▸ WHAT TO WORK ON:
Look at each line below and tally those holding "Event"; answer with that figure and nothing else.

╭─ EXCERPTED RECORDS

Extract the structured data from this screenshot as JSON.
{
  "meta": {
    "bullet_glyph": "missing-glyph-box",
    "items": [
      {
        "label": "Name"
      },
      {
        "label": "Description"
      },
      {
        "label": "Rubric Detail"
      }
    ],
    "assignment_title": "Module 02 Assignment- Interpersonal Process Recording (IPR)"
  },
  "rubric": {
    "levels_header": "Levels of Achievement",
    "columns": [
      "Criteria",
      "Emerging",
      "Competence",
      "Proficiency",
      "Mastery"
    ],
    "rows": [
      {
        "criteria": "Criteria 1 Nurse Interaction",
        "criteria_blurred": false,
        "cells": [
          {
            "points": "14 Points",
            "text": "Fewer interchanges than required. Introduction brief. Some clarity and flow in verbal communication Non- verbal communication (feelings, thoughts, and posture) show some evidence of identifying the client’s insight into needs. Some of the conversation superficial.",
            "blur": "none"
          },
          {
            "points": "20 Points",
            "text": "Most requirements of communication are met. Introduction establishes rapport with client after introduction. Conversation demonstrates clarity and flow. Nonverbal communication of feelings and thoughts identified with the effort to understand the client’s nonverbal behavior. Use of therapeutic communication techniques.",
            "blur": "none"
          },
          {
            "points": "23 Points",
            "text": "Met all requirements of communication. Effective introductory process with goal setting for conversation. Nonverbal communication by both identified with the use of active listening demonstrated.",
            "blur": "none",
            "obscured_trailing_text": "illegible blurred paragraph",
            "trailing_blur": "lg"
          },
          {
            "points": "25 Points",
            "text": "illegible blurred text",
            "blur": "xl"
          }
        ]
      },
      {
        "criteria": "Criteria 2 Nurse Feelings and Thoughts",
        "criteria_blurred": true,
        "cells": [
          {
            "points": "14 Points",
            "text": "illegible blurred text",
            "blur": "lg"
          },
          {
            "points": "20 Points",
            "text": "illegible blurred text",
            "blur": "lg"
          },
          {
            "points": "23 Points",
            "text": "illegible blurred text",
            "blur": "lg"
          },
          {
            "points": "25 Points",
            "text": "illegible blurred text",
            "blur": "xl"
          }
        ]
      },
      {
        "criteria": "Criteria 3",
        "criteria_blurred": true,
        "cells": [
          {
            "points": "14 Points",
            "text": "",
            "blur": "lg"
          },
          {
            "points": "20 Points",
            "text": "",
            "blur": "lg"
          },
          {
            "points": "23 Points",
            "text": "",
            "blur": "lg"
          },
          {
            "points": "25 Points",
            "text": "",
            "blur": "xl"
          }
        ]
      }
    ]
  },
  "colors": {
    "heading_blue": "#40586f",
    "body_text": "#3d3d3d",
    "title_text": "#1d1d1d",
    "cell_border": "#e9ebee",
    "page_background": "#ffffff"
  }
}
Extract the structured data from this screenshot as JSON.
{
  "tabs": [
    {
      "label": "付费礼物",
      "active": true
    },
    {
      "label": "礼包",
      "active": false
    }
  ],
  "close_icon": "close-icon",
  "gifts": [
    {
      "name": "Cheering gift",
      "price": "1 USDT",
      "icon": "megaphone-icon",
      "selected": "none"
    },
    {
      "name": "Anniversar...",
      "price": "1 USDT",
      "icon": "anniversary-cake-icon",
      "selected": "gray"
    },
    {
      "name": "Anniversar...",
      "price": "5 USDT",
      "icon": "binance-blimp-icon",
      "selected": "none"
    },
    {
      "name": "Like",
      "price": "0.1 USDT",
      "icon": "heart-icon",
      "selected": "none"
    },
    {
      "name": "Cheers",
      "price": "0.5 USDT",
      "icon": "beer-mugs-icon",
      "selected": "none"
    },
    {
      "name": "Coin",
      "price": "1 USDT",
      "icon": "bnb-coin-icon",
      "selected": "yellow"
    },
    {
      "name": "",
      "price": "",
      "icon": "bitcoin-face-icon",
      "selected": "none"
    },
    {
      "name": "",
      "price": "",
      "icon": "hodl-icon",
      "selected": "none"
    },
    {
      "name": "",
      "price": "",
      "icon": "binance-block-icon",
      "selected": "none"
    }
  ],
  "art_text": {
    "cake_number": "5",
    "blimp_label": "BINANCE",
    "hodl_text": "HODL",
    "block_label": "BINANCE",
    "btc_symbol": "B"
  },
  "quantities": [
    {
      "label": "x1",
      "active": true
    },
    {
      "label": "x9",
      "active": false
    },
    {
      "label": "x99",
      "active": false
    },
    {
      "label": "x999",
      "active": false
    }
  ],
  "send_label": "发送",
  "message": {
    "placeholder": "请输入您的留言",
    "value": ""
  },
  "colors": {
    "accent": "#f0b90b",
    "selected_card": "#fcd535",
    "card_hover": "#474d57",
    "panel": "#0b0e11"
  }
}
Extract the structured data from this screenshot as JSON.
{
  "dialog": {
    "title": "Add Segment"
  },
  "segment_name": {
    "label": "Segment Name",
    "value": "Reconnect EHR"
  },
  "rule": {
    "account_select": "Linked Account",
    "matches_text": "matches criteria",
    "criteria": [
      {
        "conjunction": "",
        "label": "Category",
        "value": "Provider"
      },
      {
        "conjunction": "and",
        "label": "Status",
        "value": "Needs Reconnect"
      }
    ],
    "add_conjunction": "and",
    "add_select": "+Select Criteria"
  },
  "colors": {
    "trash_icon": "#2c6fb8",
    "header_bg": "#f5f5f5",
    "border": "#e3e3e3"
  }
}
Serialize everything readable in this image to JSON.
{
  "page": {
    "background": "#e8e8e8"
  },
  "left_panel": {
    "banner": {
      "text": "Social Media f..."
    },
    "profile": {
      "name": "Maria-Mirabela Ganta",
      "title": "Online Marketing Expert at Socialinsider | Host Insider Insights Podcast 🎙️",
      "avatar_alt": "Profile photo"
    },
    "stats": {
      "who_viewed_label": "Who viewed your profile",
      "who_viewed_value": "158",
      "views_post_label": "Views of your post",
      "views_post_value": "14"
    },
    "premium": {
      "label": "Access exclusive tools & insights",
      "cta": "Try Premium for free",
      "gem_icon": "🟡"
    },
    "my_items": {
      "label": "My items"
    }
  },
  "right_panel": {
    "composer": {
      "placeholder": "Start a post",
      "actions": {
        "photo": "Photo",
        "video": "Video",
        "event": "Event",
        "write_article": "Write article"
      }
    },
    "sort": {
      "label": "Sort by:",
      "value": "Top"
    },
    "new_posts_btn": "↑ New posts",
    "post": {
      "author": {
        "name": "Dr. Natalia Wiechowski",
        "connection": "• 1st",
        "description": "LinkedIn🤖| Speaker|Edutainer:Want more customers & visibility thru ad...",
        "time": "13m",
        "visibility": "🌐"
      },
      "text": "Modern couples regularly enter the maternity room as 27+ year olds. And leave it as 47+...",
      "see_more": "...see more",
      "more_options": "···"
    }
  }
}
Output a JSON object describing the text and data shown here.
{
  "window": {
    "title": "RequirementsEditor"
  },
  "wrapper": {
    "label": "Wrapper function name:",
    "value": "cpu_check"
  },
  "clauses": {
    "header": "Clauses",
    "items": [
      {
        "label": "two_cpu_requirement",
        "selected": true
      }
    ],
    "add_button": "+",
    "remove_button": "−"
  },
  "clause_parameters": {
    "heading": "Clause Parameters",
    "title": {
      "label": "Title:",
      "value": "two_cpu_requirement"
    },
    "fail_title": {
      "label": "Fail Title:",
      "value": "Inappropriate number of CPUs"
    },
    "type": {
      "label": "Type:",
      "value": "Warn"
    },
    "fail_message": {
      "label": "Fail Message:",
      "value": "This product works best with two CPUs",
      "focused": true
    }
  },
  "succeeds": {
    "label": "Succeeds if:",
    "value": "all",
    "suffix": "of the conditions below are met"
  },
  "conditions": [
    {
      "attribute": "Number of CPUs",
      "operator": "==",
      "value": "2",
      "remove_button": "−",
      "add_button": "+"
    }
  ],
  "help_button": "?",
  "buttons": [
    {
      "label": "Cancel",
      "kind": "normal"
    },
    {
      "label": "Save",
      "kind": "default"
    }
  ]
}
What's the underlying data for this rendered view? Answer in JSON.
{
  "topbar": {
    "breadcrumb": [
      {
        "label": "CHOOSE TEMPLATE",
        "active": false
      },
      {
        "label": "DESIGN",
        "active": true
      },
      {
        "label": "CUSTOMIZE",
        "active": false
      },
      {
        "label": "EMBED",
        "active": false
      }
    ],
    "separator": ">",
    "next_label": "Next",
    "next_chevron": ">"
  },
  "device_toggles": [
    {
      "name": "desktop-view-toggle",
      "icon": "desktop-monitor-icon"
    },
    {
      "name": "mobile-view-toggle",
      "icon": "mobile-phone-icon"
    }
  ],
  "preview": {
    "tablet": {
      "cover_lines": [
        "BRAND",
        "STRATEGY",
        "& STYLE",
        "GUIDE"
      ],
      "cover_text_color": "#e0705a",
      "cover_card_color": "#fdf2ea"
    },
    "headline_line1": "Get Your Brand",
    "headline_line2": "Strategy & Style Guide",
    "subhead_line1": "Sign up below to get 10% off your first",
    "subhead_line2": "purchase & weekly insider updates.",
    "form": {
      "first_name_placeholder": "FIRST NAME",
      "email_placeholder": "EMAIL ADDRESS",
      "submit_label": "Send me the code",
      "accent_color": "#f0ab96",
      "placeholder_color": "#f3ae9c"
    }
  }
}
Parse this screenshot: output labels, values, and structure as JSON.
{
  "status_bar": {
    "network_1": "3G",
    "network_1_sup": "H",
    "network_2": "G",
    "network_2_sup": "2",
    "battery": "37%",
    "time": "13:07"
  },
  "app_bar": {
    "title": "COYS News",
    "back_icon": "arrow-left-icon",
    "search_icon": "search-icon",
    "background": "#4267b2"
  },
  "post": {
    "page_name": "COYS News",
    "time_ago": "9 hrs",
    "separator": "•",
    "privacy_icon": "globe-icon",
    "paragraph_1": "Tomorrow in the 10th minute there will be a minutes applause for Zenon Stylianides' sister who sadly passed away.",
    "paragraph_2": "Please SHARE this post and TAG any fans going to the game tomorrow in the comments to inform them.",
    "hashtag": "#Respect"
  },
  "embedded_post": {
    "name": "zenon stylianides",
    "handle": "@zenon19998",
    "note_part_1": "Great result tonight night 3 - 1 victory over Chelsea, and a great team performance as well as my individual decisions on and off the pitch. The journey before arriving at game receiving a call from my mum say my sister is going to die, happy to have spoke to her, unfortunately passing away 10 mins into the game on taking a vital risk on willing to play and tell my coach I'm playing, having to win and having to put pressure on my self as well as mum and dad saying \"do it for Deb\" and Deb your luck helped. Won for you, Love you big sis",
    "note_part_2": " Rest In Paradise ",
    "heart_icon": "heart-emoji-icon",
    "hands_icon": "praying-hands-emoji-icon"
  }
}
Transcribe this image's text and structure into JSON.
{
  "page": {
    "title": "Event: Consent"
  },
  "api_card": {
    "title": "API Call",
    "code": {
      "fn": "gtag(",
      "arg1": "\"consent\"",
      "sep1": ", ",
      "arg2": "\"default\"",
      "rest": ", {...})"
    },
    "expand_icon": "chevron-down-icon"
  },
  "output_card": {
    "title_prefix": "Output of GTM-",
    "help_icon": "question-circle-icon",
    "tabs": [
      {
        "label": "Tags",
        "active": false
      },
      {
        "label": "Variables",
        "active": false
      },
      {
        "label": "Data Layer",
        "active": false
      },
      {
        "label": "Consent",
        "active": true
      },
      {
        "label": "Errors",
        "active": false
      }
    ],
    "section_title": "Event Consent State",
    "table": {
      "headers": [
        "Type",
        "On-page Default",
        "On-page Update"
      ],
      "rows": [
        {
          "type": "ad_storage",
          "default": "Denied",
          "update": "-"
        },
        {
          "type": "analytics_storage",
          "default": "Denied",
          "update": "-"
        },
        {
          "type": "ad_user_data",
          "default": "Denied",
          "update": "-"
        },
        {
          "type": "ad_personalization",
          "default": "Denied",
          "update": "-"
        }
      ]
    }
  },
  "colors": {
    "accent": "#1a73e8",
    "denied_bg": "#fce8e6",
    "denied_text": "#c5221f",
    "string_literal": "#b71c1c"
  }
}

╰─

▸ REPLY TO THE EXERCISE:
3